The siege began its first dramatic events during Donald Trump’s visit to Saudi Arabia on May 21, and Trump gave the siege countries “public support at the beginning until his administration made it clear to him that Qatar is an ally of his country and that Al Udeid base is important to America,” according to the description of the report of the security affairs editor for the “BBC” website Frank Gardner on November 12, 2020.
Also, statements by US National Security Adviser Robert O’Brien about the Gulf crisis, in which he said: “We want to settle the Gulf conflict” have sparked speculation about the Trump administration’s prospects for resolving the crisis between the quartet of blockading countries and Qatar before leaving the White House on January 20, 2021.
The 70-day chance
, O’Brien, told the editor of the American “The Hill”, Steve Clemons, at the Global Security Forum on November 16, 2020: “It is possible to achieve the step of opening the airspace for Qatari aviation with the Gulf states during the remaining 70 days of Trump’s presidency (shrunk to less than two months)”.
The American official affirmed that “the people of the Gulf are cousins, and Trump has made extensive contacts to resolve the Gulf crisis and lift the blockade on Qatar. He also expressed his wish to see Qatari planes cross the Saudi and Emirati airspace before leaving office.”
The newspaper “The Hill”, issued from Washington, pointed to the importance of Qatar to America, stressing that it “maintains strong relations with Doha, which hosts the US Central Command at Al Udeid Air Base.”
That statement prompted observers, including the director of the Eastern Mediterranean Forum for Political and Strategic Studies, Muhammad Hamed, to say: “Trump will end the Gulf crisis as he started it in order not to give a winning point for the new administration of President-elect Joe Biden.”
On the same day that the US National Security Adviser said about the Gulf crisis, His Excellency Sheikh Mohammed bin Abdulrahman Al Thani, Deputy Prime Minister and Minister of Foreign Affairs, spoke about the presence of great momentum from the Trump administration, on the matter.
He stressed that Qatar “has been open to dialogue from the beginning, and we have a good intention to have a constructive dialogue, and there is no winner or loser from the crisis.”
His Excellency said during the Global Security Forum, which was launched in Doha on November 16, 2020: “Qatar has not carried out any hostile actions against the blockading countries,” and that “all the allegations and allegations that have been directed at it and that caused the blockade are false and false.”

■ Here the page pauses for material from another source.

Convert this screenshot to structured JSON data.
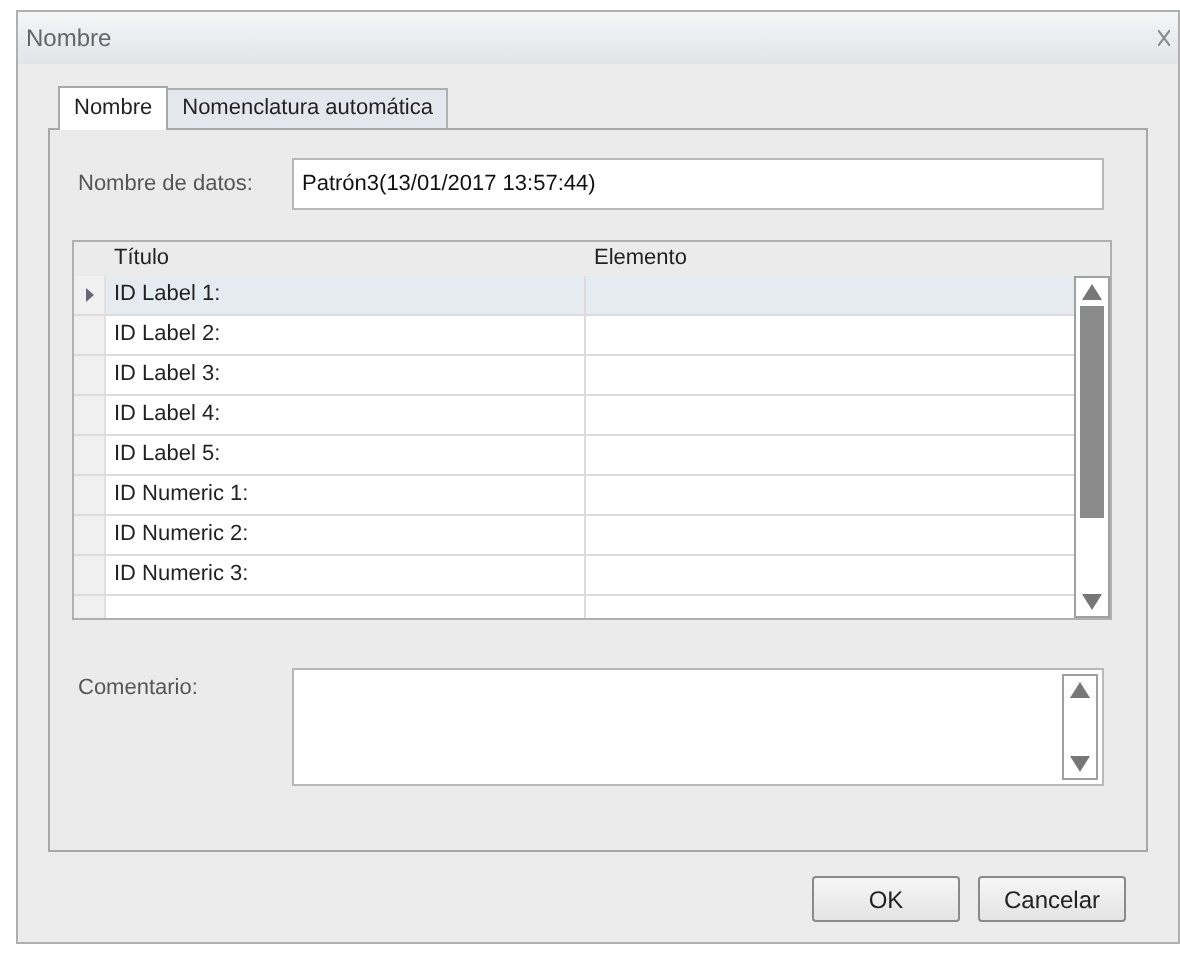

What about the Biden administration?
On the other hand, and in contrast to the Trump administration’s talk of deciphering the Gulf crisis, the UAE faces great concerns from the administration of President-elect Biden, despite Abu Dhabi’s decision to sign an agreement with the Israeli entity, sponsored by the United States in September 2020, and the billions of deals it concluded with Tel Aviv.
Indeed, Democratic and Republican members of the US Senate sought to prevent Trump from selling weapons to the UAE, worth $ 23 billion, including F-35s, as the members confirmed that they would submit 4 separate legislation to reject the deal, because of their objection to Abu Dhabi’s role in killing civilians in Yemen.
In a news analysis by Security Affairs Editor Frank Gardner for the BCC website on November 12, 2020, he said: “It is expected that President-elect Biden’s administration will push towards healing the Gulf rift, whose continuation is not in the interest of Washington or the Gulf states.”
But … will Trump succeed in order not to give Biden this opportunity in the future?